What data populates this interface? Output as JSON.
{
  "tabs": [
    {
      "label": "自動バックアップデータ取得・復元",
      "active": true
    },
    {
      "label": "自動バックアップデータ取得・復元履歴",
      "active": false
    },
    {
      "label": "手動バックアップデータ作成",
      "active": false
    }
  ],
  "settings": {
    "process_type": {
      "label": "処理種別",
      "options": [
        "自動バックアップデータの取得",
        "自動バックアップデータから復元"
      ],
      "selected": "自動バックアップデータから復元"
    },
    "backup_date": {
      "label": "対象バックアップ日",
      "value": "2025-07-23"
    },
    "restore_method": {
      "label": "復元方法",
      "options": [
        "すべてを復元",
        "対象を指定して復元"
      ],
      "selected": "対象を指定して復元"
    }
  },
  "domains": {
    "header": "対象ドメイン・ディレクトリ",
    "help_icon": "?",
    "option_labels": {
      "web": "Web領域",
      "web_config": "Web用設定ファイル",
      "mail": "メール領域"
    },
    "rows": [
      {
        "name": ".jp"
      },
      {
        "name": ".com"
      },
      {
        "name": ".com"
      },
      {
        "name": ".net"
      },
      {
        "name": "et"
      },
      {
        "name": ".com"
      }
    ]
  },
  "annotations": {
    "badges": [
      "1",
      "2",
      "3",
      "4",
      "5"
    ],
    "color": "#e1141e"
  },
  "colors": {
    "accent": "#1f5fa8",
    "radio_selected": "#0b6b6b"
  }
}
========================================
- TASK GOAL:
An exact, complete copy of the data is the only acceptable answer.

- OUTPUT BELOW:
What data populates this interface? Output as JSON.
{
  "tabs": [
    {
      "label": "自動バックアップデータ取得・復元",
      "active": true
    },
    {
      "label": "自動バックアップデータ取得・復元履歴",
      "active": false
    },
    {
      "label": "手動バックアップデータ作成",
      "active": false
    }
  ],
  "settings": {
    "process_type": {
      "label": "処理種別",
      "options": [
        "自動バックアップデータの取得",
        "自動バックアップデータから復元"
      ],
      "selected": "自動バックアップデータから復元"
    },
    "backup_date": {
      "label": "対象バックアップ日",
      "value": "2025-07-23"
    },
    "restore_method": {
      "label": "復元方法",
      "options": [
        "すべてを復元",
        "対象を指定して復元"
      ],
      "selected": "対象を指定して復元"
    }
  },
  "domains": {
    "header": "対象ドメイン・ディレクトリ",
    "help_icon": "?",
    "option_labels": {
      "web": "Web領域",
      "web_config": "Web用設定ファイル",
      "mail": "メール領域"
    },
    "rows": [
      {
        "name": ".jp"
      },
      {
        "name": ".com"
      },
      {
        "name": ".com"
      },
      {
        "name": ".net"
      },
      {
        "name": "et"
      },
      {
        "name": ".com"
      }
    ]
  },
  "annotations": {
    "badges": [
      "1",
      "2",
      "3",
      "4",
      "5"
    ],
    "color": "#e1141e"
  },
  "colors": {
    "accent": "#1f5fa8",
    "radio_selected": "#0b6b6b"
  }
}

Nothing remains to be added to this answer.